git-archive in the current directory, then finds all git submodules beneath the current working directory and runs
git-archive for each of them, too. By default, the utility will then create one “super archive” of the entire directory hierarchy.
Most options available in
git-archive are supported, notably the
--format option. See below for details.
How to use
The following sections are a pseudo-manual. The most up-to-date information is always available by running
and asking the code, itself.
The simplest use of this script is:
cd $GIT_DIR; git-archive-all.sh
$GIT_DIR is your superproject’s root directory. This will create a single

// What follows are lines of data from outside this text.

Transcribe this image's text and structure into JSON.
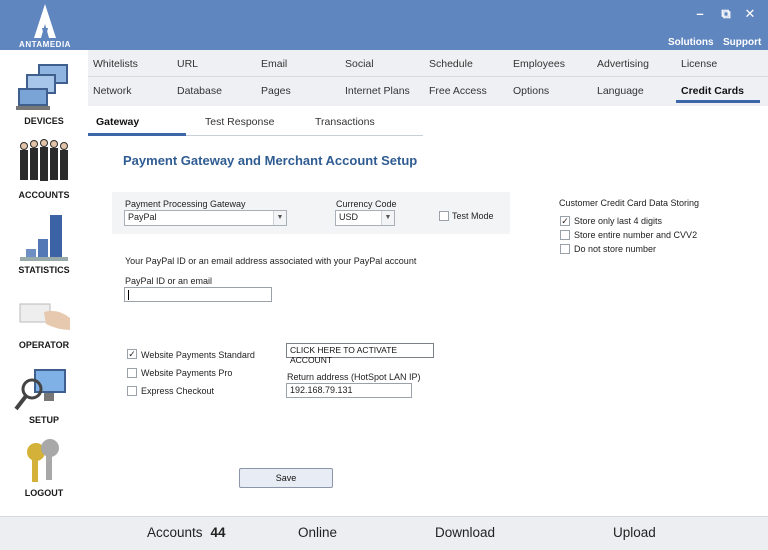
{
  "app": {
    "logo_text": "ANTAMEDIA",
    "window_buttons": [
      "–",
      "⧉",
      "✕"
    ],
    "top_links": [
      "Solutions",
      "Support"
    ]
  },
  "sidebar": {
    "items": [
      {
        "label": "DEVICES",
        "icon": "devices-icon"
      },
      {
        "label": "ACCOUNTS",
        "icon": "accounts-icon"
      },
      {
        "label": "STATISTICS",
        "icon": "statistics-icon"
      },
      {
        "label": "OPERATOR",
        "icon": "operator-icon"
      },
      {
        "label": "SETUP",
        "icon": "setup-icon"
      },
      {
        "label": "LOGOUT",
        "icon": "logout-icon"
      }
    ]
  },
  "tabs": {
    "row1": [
      "Whitelists",
      "URL",
      "Email",
      "Social",
      "Schedule",
      "Employees",
      "Advertising",
      "License"
    ],
    "row2": [
      "Network",
      "Database",
      "Pages",
      "Internet Plans",
      "Free Access",
      "Options",
      "Language",
      "Credit Cards"
    ]
  },
  "subtabs": [
    "Gateway",
    "Test Response",
    "Transactions"
  ],
  "content": {
    "title": "Payment Gateway and Merchant Account Setup",
    "gateway_label": "Payment Processing Gateway",
    "gateway_value": "PayPal",
    "currency_label": "Currency Code",
    "currency_value": "USD",
    "test_mode_label": "Test Mode",
    "storing_title": "Customer Credit Card Data Storing",
    "storing_options": [
      {
        "label": "Store only last 4 digits",
        "checked": true
      },
      {
        "label": "Store entire number and CVV2",
        "checked": false
      },
      {
        "label": "Do not store number",
        "checked": false
      }
    ],
    "paypal_info": "Your PayPal ID or an email address associated with your PayPal account",
    "paypal_field_label": "PayPal ID or an email",
    "paypal_field_value": "",
    "payment_options": [
      {
        "label": "Website Payments Standard",
        "checked": true
      },
      {
        "label": "Website Payments Pro",
        "checked": false
      },
      {
        "label": "Express Checkout",
        "checked": false
      }
    ],
    "activate_button": "CLICK HERE TO ACTIVATE ACCOUNT",
    "return_label": "Return address (HotSpot LAN IP)",
    "return_value": "192.168.79.131",
    "save_button": "Save"
  },
  "statusbar": {
    "accounts_label": "Accounts",
    "accounts_count": "44",
    "online_label": "Online",
    "download_label": "Download",
    "upload_label": "Upload"
  },
  "colors": {
    "titlebar": "#5f86bf",
    "accent": "#3c66a8",
    "title_text": "#2f5c92"
  }
}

.tar file in the current directory named after the current directory. That is, if your superproject directory is called “super” it creates a file called “super.tar”.
If you want your superproject and submodules to be archived in individual files, simply pass
-s to the script.
cd $GIT_DIR; git-archive-all.sh --separate
This will create the aforementioned “super.tar” file. Assuming you have a submodule at the path
dir1/sub1, you will also see a file in the current directory called “dir1.sub1.tar”.
Since different submodules may be at different commits,
git-archive-all.sh always supposes you want the HEAD of the superproject and the currently checked out commit as reported by
git-submodule status of its submodules. That is, there is no provision to provide
git-archive-all.sh with a different tree-ish parameter to pass along to
git-archive. This might cause surprise if your submodule’s working copy is different than the superproject’s commit reference for it. To solve that confusion, simply run
git-submodule update --init before running
git-archive-all.sh is a wrapper around
git-archive, so it should go without saying that only formats which
git-archive understands are supported (but I’m saying it anyway).